Look for "Generic" in the records and copy every line that has it.

- _Input data_
---

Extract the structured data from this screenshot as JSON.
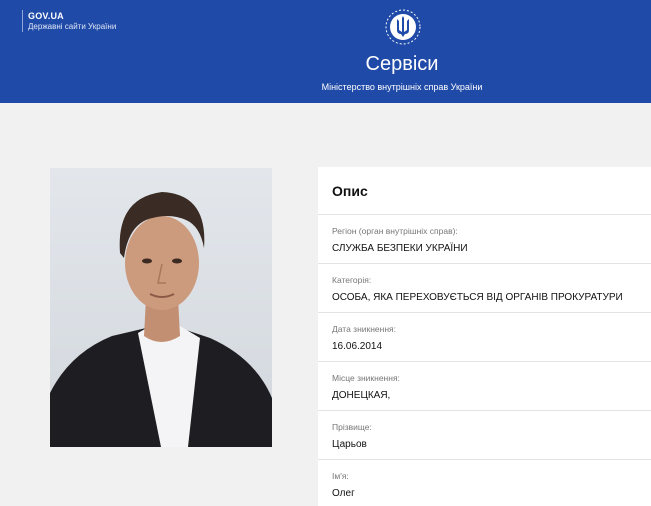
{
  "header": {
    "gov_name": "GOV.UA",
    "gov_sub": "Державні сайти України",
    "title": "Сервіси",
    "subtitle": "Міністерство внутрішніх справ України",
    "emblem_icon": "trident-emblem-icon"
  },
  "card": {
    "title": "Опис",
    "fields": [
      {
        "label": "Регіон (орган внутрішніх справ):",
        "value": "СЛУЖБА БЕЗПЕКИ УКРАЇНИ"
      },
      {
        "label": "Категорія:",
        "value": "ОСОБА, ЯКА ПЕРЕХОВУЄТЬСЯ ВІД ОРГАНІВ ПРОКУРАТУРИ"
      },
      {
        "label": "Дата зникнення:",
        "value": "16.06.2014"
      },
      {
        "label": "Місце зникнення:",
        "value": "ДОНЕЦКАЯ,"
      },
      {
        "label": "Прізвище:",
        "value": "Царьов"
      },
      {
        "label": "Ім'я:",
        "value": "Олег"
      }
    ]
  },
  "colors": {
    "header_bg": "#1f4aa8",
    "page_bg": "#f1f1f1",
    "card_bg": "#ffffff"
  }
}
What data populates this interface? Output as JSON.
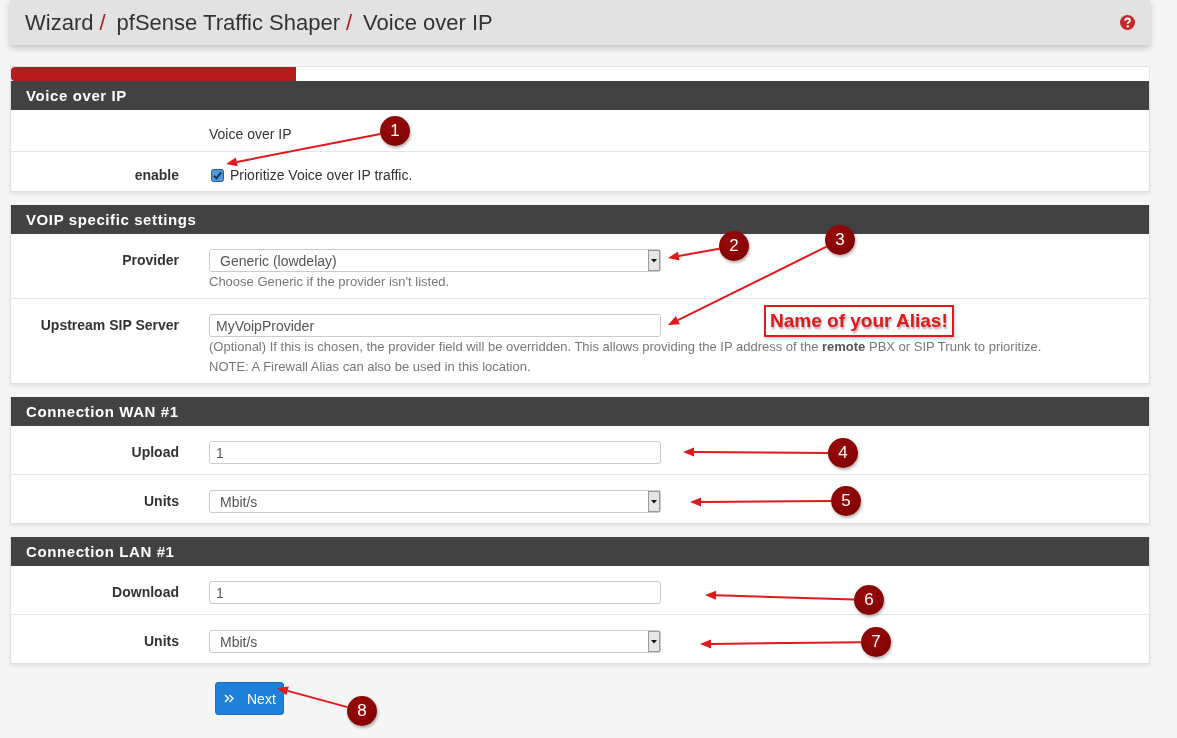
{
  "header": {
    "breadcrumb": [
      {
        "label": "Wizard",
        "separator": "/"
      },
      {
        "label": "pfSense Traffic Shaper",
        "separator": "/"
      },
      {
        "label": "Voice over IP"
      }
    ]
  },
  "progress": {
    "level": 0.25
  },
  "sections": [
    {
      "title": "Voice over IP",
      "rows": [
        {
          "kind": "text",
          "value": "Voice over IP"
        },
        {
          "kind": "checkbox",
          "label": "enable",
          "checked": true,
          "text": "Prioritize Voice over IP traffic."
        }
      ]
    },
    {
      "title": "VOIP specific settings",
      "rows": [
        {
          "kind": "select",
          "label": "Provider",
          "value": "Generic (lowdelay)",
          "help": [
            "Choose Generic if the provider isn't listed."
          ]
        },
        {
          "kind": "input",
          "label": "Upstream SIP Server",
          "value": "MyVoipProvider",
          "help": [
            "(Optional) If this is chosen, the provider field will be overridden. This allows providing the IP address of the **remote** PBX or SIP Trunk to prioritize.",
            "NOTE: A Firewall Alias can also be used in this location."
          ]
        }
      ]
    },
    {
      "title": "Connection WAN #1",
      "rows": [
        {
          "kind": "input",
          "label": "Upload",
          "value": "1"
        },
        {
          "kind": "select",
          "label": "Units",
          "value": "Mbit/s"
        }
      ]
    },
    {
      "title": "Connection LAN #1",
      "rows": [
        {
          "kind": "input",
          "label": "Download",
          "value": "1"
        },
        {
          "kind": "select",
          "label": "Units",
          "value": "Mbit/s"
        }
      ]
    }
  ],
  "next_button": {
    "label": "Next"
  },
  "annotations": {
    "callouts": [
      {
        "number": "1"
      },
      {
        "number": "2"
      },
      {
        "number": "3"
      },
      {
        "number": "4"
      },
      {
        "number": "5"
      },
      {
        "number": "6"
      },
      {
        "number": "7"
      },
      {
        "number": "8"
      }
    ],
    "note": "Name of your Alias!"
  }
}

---

- _Exercise answer_
          "value": "Generic (lowdelay)",
            "Choose Generic if the provider isn't listed."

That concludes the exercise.